Luis Merino Senior Front-end Developer

Vectorial Iconography

The day font icon sets appeared as a solution, one of the most repeated problems in web development seemed solved almost overnight.

Yes! IE had support for @font-face and .eot files since its 8th version... Say what?!

What had we been doing wrong? The web community spent all the internet boom years inventing super smart tools like Cufon and SIRF, and a long etcetera.


Is this the future in iconland?

I believe the strongest point font-based icons have these days are the broad compatibility across browsers and devices they offer. But, are they the future?

Two years ago at my company, we created SVG sprites as the only needed solution, that's what you get when you drop IE8 support. To my surprise, our designer came to me with his Windows laptop to ask me why did the SVG displayed with CSS backgrounds looked so blurry... "Why is our logo blurry?". After some dueling on Inkscape, I quickly found an explanation.

Meh, we can't reliably use SVG in backgrounds, bye bye SVG sprites... Unless...!

It seems that putting a dummy SVG tag with width=100% and height=100% make IE11 display all my SVG elements.

Which brings me back to try and understand why we use fonts to represent icons?

We arrive then at ligatures. We could then call symbols with common terms. Screen readers and search engines see words. Users see symbols. What a great idea? We write our word and we get an icon. Just like emoticons! I really thought for a bit this was THE solution. Ah, and let's not forget the idea to use unicode to call symbols to present our icons as well. A risky option as it seems, let's not the unicode private area. There's yet another solution, unicode-range, for Chrome and Safari only it seems. This defeats the purpose of wide browser compatibility for the font-icon approach.

To be fair, as often in web development, there is not one single solution to tackle one problem.

It was then when I bumped into a very insightful writing from Thomas Fuchs on the topic.
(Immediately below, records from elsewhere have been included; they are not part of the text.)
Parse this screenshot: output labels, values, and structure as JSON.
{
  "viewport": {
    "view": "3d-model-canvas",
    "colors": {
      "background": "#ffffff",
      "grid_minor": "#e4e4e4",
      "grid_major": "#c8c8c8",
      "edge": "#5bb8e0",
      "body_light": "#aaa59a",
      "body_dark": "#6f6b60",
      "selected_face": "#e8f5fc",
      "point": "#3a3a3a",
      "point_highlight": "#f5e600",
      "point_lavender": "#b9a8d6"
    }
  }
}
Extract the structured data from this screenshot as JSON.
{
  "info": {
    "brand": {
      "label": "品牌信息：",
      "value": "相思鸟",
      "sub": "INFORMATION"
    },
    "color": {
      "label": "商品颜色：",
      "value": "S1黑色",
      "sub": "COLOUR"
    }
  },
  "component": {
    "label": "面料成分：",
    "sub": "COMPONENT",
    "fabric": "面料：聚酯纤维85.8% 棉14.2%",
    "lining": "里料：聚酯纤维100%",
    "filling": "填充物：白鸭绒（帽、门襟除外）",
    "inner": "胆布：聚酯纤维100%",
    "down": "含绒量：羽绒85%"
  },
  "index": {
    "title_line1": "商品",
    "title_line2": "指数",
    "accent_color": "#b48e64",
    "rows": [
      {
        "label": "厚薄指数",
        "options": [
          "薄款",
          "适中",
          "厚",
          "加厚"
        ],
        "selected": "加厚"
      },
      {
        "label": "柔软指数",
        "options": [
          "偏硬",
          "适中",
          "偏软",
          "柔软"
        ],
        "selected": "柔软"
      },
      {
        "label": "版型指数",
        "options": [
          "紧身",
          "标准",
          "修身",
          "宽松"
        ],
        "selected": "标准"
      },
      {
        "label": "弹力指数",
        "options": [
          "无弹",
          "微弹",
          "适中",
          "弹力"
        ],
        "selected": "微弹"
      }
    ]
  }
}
As Pete Hunt fantastically put it in JSConf 2013, Rethinking Best Practices, I reminded myself that if anything, we as developers should constantly be defying instead of settling.

When it comes to font icons, there are a couple of critical points I would like to emphasize on, because I believe that they are hard to circumvent:

  • There’s blurry rendering on certain browsers.
  • Some special headers are required when serving these font files so that our CDN (Amazon CloudFront).
  • You can’t easily edit icons, and it’s hard to see what’s been updated in source code control.

Enter inline SVG, and SVG stacks

What is an icon if not a graphic element, an concise image representing a symbol. We need images, and our best friend SVG is not the de-facto approach to add most images to interfaces.

Let's ask for a few things:

  • Cross-browser solution, with PNG fallbacks.
  • Easy flow and easy addition of icons to the set.
  • Optimization and flexibility.
  • Styleable and capable to understanding css animations.
  • No flash of unstyled text; quite the opposite: instant loading, and guaranteed rendering.

I would like to share my workflow to make vectorial icons a bliss and first I would like to credit the creators of grunticon for all the insights I've gotten from their workflow. They wrote about their reasons for switching, which reinforced my thinking.

To stack icons into one single file, comes in handy the svg element, which allows to refer to any SVG element via its ID attribute.

Generating such stuck for me needs to be as easy as placing a new .svg file into my icons folder.

The markup and css necessary has to be easy, and minimum.

  • svg2png, svgstore, svg4everybody, snippet.